Gold closed up today as investors seem confused as to which way gold is heading and whether the gold commodity price is headed upwards, downwards, or sideways. Yesterday gold closed at $963 a troy ounce and today it closed at $966. Gold is traded in units of 100 ounces and trades under the base symbol GGC. Today’s gain, however, was not enough o offset yesterday’s loss of $20 an ounce. To recap, gold started the week at $978 then rose to $983 and then tumbled to $963 followed by a slight crawl to $966. This means in four days of trading gold has yielded a loss of $12 per troy ounce. Will this trend continue? It is hard to say.

Gold and oil are lower Monday. Commodities are priced in dollars, so when the currency increases in value commodities become more expensive and less attractive for foreign buyers.

The dollar’s latest gains follow a jump Friday that came when the government reported that employers slashed fewer jobs last month and that the nation’s unemployment rate fell for the first time in 15 months.

However, one commentator remains bullish on gold and is predicting that gold will reach a high of $7,000 per ounce. I do not see any others hopping on that bandwagon. At least not yet. Most investors seem almost paralyzed by this week’s gold activities and do not know what to make of the price decline. It appears most investors still have a wait and see attitude as to which way the gold commodity price will go.
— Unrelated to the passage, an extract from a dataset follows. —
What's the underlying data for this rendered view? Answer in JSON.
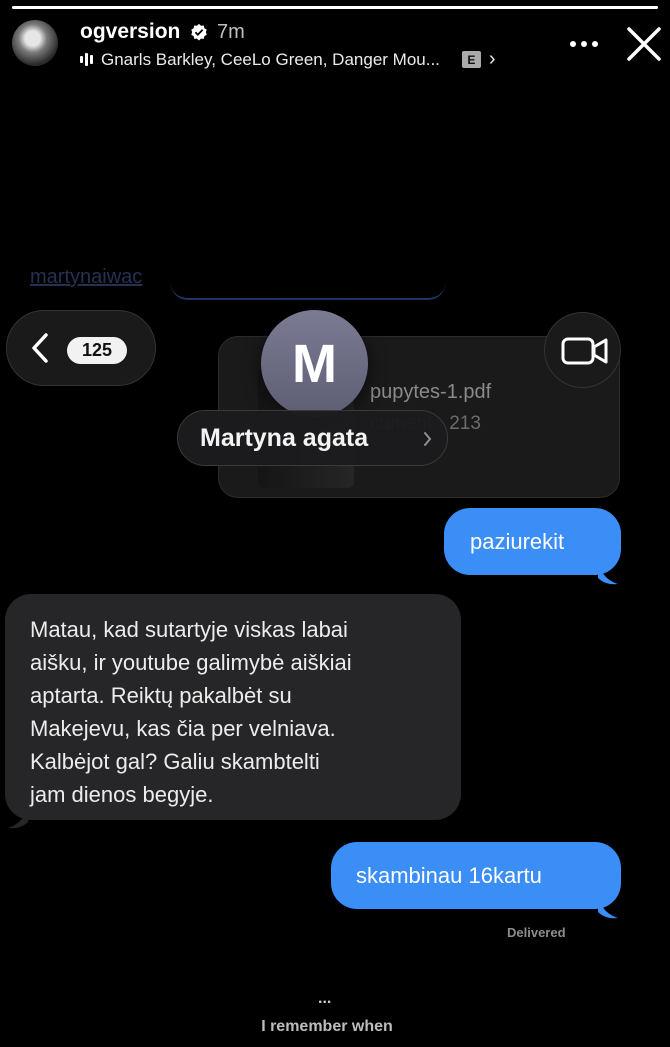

The paper uses an event study methodology to investigate which and how macroeconomic announcements affect commodity prices. Results show that gold is unique among commodities, with prices reacting to specific scheduled announcements in the United States and the Euro area (such as indicators of activity or interest rate decisions) in a manner consistent with gold’s traditional role as a safe-haven and store of value. Other commodity prices, where such news is significant, exhibit pro-cyclical sensitivities and these have risen somewhat as commodities have become increasingly financialized.